= Work to complete =
Return all of the entries below, word for word. Omit each picture.

Records drawn from a dataset:
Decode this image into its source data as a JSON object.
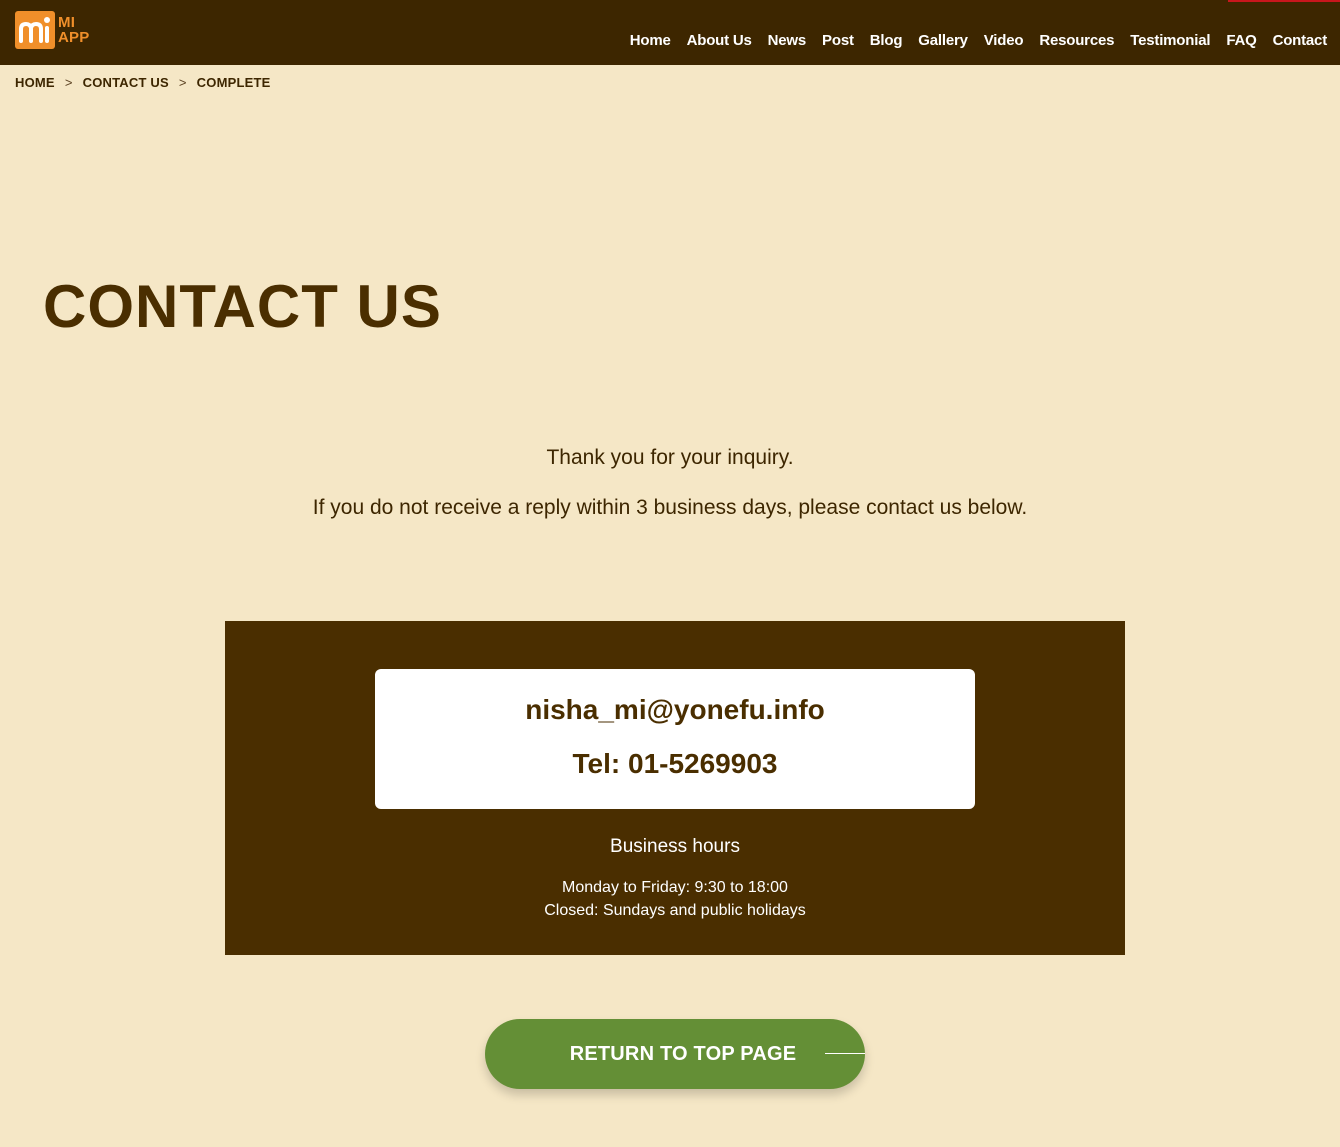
{
  "brand": {
    "logo_text_line1": "MI",
    "logo_text_line2": "APP",
    "colors": {
      "header_bg": "#3d2600",
      "page_bg": "#f5e7c6",
      "logo_orange": "#f08f2a",
      "panel_bg": "#4a2e00",
      "button_green": "#648f36"
    }
  },
  "nav": {
    "items": [
      {
        "label": "Home"
      },
      {
        "label": "About Us"
      },
      {
        "label": "News"
      },
      {
        "label": "Post"
      },
      {
        "label": "Blog"
      },
      {
        "label": "Gallery"
      },
      {
        "label": "Video"
      },
      {
        "label": "Resources"
      },
      {
        "label": "Testimonial"
      },
      {
        "label": "FAQ"
      },
      {
        "label": "Contact"
      }
    ]
  },
  "breadcrumb": {
    "items": [
      "HOME",
      "CONTACT US",
      "COMPLETE"
    ],
    "separator": ">"
  },
  "page": {
    "title": "CONTACT US",
    "message_line1": "Thank you for your inquiry.",
    "message_line2": "If you do not receive a reply within 3 business days, please contact us below."
  },
  "contact": {
    "email": "nisha_mi@yonefu.info",
    "tel": "Tel: 01-5269903",
    "hours_title": "Business hours",
    "hours_weekday": "Monday to Friday: 9:30 to 18:00",
    "hours_closed": "Closed: Sundays and public holidays"
  },
  "actions": {
    "return_label": "RETURN TO TOP PAGE"
  }
}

= Response to the task =
Decode this image into its source data as a JSON object.
{
  "brand": {
    "logo_text_line1": "MI",
    "logo_text_line2": "APP",
    "colors": {
      "header_bg": "#3d2600",
      "page_bg": "#f5e7c6",
      "logo_orange": "#f08f2a",
      "panel_bg": "#4a2e00",
      "button_green": "#648f36"
    }
  },
  "nav": {
    "items": [
      {
        "label": "Home"
      },
      {
        "label": "About Us"
      },
      {
        "label": "News"
      },
      {
        "label": "Post"
      },
      {
        "label": "Blog"
      },
      {
        "label": "Gallery"
      },
      {
        "label": "Video"
      },
      {
        "label": "Resources"
      },
      {
        "label": "Testimonial"
      },
      {
        "label": "FAQ"
      },
      {
        "label": "Contact"
      }
    ]
  },
  "breadcrumb": {
    "items": [
      "HOME",
      "CONTACT US",
      "COMPLETE"
    ],
    "separator": ">"
  },
  "page": {
    "title": "CONTACT US",
    "message_line1": "Thank you for your inquiry.",
    "message_line2": "If you do not receive a reply within 3 business days, please contact us below."
  },
  "contact": {
    "email": "nisha_mi@yonefu.info",
    "tel": "Tel: 01-5269903",
    "hours_title": "Business hours",
    "hours_weekday": "Monday to Friday: 9:30 to 18:00",
    "hours_closed": "Closed: Sundays and public holidays"
  },
  "actions": {
    "return_label": "RETURN TO TOP PAGE"
  }
}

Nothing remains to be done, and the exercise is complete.